The safety of our children is something that we should always be vigilant about. As children grow and change, they require different levels of protection and November, Child Safety and Protection Month, is a good reminder for us to check the safety and protection devices and plans we have in place for our children.

Vehicle Safety: The state of Montana requires that ALL children MUST be riding in and correctly using an appropriate child safety restraint system. Children under age six and weighing less than 60 pounds must be in a car seat or booster seat; older children must be wearing a seat belt. Individuals that do not provide or use child restraints can be fined or even charged with child endangerment. If you have questions about child safety seats or would like help correctly installing your child’s car seat, please call and leave a message with Mary Kay Burns at CCHD at 791-9270 or visit CCHD’s Safe Kids Cascade County program online.

Safety at Home: There may be child hazards even in your own home. Avoid more common childhood injuries and accidents by following these steps:

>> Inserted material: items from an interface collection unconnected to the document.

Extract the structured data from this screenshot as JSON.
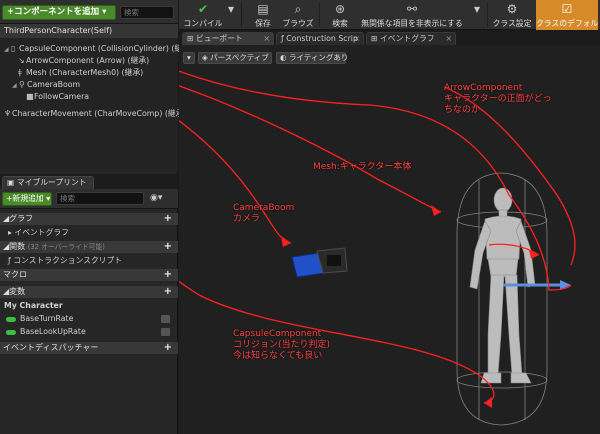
{
  "components": {
    "add_button": "+コンポーネントを追加 ▾",
    "search_placeholder": "検索",
    "root": "ThirdPersonCharacter(Self)",
    "nodes": [
      "CapsuleComponent (CollisionCylinder) (継承",
      "ArrowComponent (Arrow) (継承)",
      "Mesh (CharacterMesh0) (継承)",
      "CameraBoom",
      "FollowCamera",
      "CharacterMovement (CharMoveComp) (継承"
    ]
  },
  "my_blueprint": {
    "tab_label": "マイブループリント",
    "new_button": "+新規追加 ▾",
    "search_placeholder": "検索",
    "sections": {
      "graph": "グラフ",
      "event_graph": "イベントグラフ",
      "functions": "関数",
      "functions_sub": "(32 オーバーライド可能)",
      "construction": "コンストラクションスクリプト",
      "macros": "マクロ",
      "variables": "変数",
      "category": "My Character",
      "var1": "BaseTurnRate",
      "var2": "BaseLookUpRate",
      "dispatchers": "イベントディスパッチャー"
    }
  },
  "toolbar": {
    "compile": "コンパイル",
    "save": "保存",
    "browse": "ブラウズ",
    "search": "検索",
    "hide_unrelated": "無関係な項目を非表示にする",
    "class_settings": "クラス設定",
    "class_defaults": "クラスのデフォルト"
  },
  "tabs": {
    "viewport": "ビューポート",
    "construction": "Construction Scrip",
    "event_graph": "イベントグラフ"
  },
  "viewport": {
    "perspective": "パースペクティブ",
    "lighting": "ライティングあり"
  },
  "annotations": {
    "arrow_title": "ArrowComponent",
    "arrow_desc1": "キャラクターの正面がどっ",
    "arrow_desc2": "ちなのか",
    "mesh": "Mesh:キャラクター本体",
    "camera_title": "CameraBoom",
    "camera_desc": "カメラ",
    "capsule_title": "CapsuleComponent",
    "capsule_desc1": "コリジョン(当たり判定)",
    "capsule_desc2": "今は知らなくても良い"
  },
  "colors": {
    "accent_green": "#4a8a2a",
    "active_orange": "#d68a2a",
    "annotation_red": "#ff2020",
    "direction_arrow": "#5a8fe0"
  }
}
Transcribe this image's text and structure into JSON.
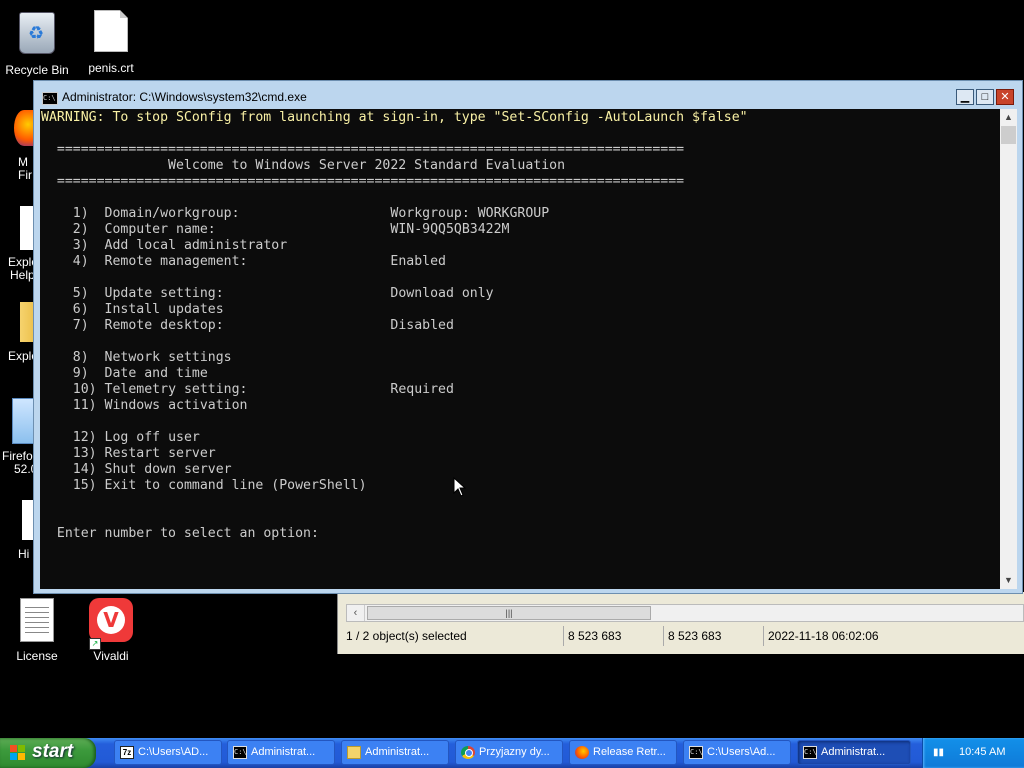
{
  "desktop": {
    "icons": [
      {
        "label": "Recycle Bin"
      },
      {
        "label": "penis.crt"
      },
      {
        "label": "License"
      },
      {
        "label": "Vivaldi"
      }
    ],
    "partial_labels": {
      "mf_line1": "M",
      "mf_line2": "Fir",
      "explorer_help_1": "Explo",
      "explorer_help_2": "Help",
      "explorer": "Explo",
      "firefox_1": "Firefo",
      "firefox_2": "52.0",
      "hi": "Hi"
    }
  },
  "cmd": {
    "title": "Administrator: C:\\Windows\\system32\\cmd.exe",
    "buttons": {
      "minimize": "▁",
      "maximize": "□",
      "close": "✕"
    },
    "warning": "WARNING: To stop SConfig from launching at sign-in, type \"Set-SConfig -AutoLaunch $false\"",
    "separator": "===============================================================================",
    "welcome": "Welcome to Windows Server 2022 Standard Evaluation",
    "menu": [
      {
        "num": "1)",
        "label": "Domain/workgroup:",
        "value": "Workgroup: WORKGROUP"
      },
      {
        "num": "2)",
        "label": "Computer name:",
        "value": "WIN-9QQ5QB3422M"
      },
      {
        "num": "3)",
        "label": "Add local administrator",
        "value": ""
      },
      {
        "num": "4)",
        "label": "Remote management:",
        "value": "Enabled"
      },
      {
        "num": "5)",
        "label": "Update setting:",
        "value": "Download only"
      },
      {
        "num": "6)",
        "label": "Install updates",
        "value": ""
      },
      {
        "num": "7)",
        "label": "Remote desktop:",
        "value": "Disabled"
      },
      {
        "num": "8)",
        "label": "Network settings",
        "value": ""
      },
      {
        "num": "9)",
        "label": "Date and time",
        "value": ""
      },
      {
        "num": "10)",
        "label": "Telemetry setting:",
        "value": "Required"
      },
      {
        "num": "11)",
        "label": "Windows activation",
        "value": ""
      },
      {
        "num": "12)",
        "label": "Log off user",
        "value": ""
      },
      {
        "num": "13)",
        "label": "Restart server",
        "value": ""
      },
      {
        "num": "14)",
        "label": "Shut down server",
        "value": ""
      },
      {
        "num": "15)",
        "label": "Exit to command line (PowerShell)",
        "value": ""
      }
    ],
    "prompt": "Enter number to select an option:"
  },
  "explorer": {
    "status": {
      "selection": "1 / 2 object(s) selected",
      "size1": "8 523 683",
      "size2": "8 523 683",
      "date": "2022-11-18 06:02:06"
    }
  },
  "taskbar": {
    "start_label": "start",
    "tasks": [
      {
        "label": "C:\\Users\\AD...",
        "icon": "zz-icon"
      },
      {
        "label": "Administrat...",
        "icon": "cmd-icon"
      },
      {
        "label": "Administrat...",
        "icon": "folder-icon"
      },
      {
        "label": "Przyjazny dy...",
        "icon": "chrome-icon"
      },
      {
        "label": "Release Retr...",
        "icon": "firefox-icon"
      },
      {
        "label": "C:\\Users\\Ad...",
        "icon": "cmd-icon"
      },
      {
        "label": "Administrat...",
        "icon": "cmd-icon"
      }
    ],
    "clock": "10:45 AM"
  },
  "colors": {
    "console_bg": "#0c0c0c",
    "console_text": "#cccccc",
    "warning_text": "#f9f1a5",
    "taskbar_blue": "#245edb",
    "start_green": "#3c9a3c"
  }
}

  • Have bright lights installed on your stairs and landings.
  • Keep walkways and areas near stairs free of clutter. Designate a space for your children to keep their toys, and enlist their help when picking them up and putting them away.

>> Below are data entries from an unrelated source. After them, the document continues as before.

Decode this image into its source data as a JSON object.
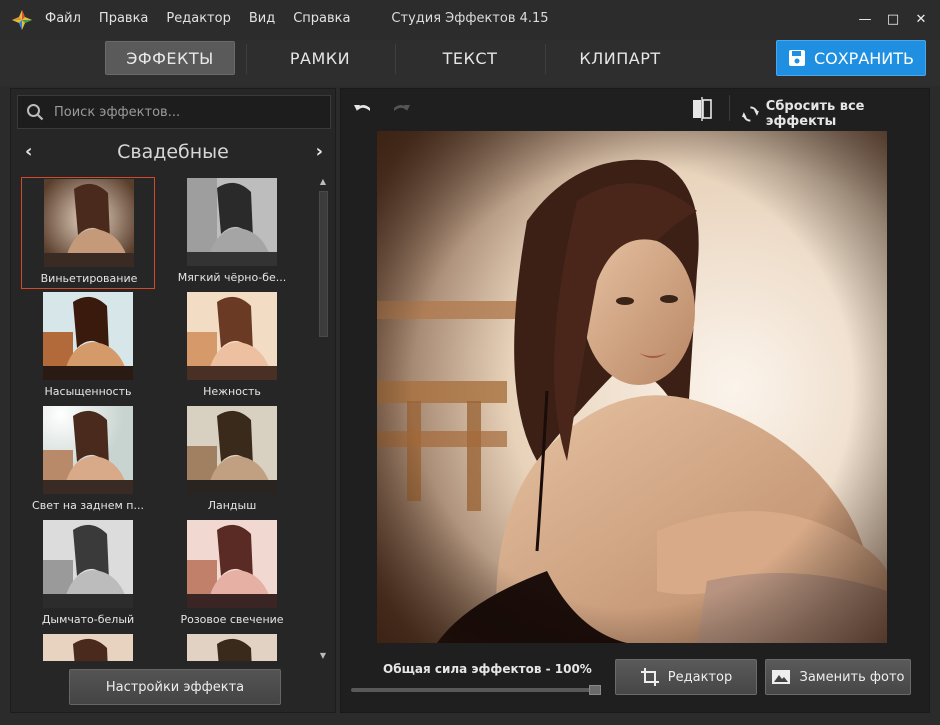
{
  "window": {
    "title": "Студия Эффектов 4.15",
    "menu": [
      "Файл",
      "Правка",
      "Редактор",
      "Вид",
      "Справка"
    ],
    "controls": {
      "minimize": "—",
      "maximize": "□",
      "close": "✕"
    }
  },
  "tabs": [
    "ЭФФЕКТЫ",
    "РАМКИ",
    "ТЕКСТ",
    "КЛИПАРТ"
  ],
  "active_tab": "ЭФФЕКТЫ",
  "save_label": "СОХРАНИТЬ",
  "search": {
    "placeholder": "Поиск эффектов..."
  },
  "category": {
    "title": "Свадебные",
    "prev": "‹",
    "next": "›"
  },
  "effects": [
    {
      "label": "Виньетирование",
      "selected": true
    },
    {
      "label": "Мягкий чёрно-бе..."
    },
    {
      "label": "Насыщенность"
    },
    {
      "label": "Нежность"
    },
    {
      "label": "Свет на заднем п..."
    },
    {
      "label": "Ландыш"
    },
    {
      "label": "Дымчато-белый"
    },
    {
      "label": "Розовое свечение"
    }
  ],
  "settings_label": "Настройки эффекта",
  "toolbar": {
    "reset_label": "Сбросить все эффекты",
    "icons": [
      "undo-icon",
      "redo-icon",
      "compare-icon",
      "reset-icon"
    ]
  },
  "strength": {
    "label": "Общая сила эффектов - 100%",
    "value_percent": 100
  },
  "editor_label": "Редактор",
  "replace_label": "Заменить фото",
  "colors": {
    "accent": "#1f8fe2",
    "selected_border": "#d24a2a",
    "bg": "#2b2b2b"
  }
}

Unintentional Poisoning

  • Keep cleaners, medications and other potentially harmful substances out of reach of children.
  • Use child safety locks on cabinets.
  • Have the number for the Poison Control Center readily available (1-800-222-1222).

Fires and Burns

  • Test smoke alarms regularly.
  • Hold drills with your children so they know what to do in case of fire.
  • Stay by the stove when you are cooking to dissuade children to touch hot burners or open ovens.
  • Use back burners and turn pot handles towards the back of your stove.
  • Keep your hot water heater set at 120°F.

Choking and Suffocation

  • Keep coins, latex balloons and hard round foods where children cannot see or touch them.
  • Place babies to sleep on their backs. Don’t place pillows, blankets, comforters or soft toys in cribs with babies.

Supervision: Children are active explorers of their environment. No matter how safe we try to keep our home, our children may find things that could potentially lead to accidents or injury. The greatest step we can take to keeping our children safe is supervising them. Adults must be proactive in child safety. Consider ahead of time what dangers your child may be in, and don’t wait until a dangerous situation occurs to deal with it. Think and plan ahead to keep your child safe!

For more information on child safety and protection topics, visit the National Network for Child Care. CCHD’s Family Services Division can provide you with many more tips on how to keep your children safe and healthy. Call 454-6950 and ask to speak with a Maternal Child Health or Parents as Teachers staff member.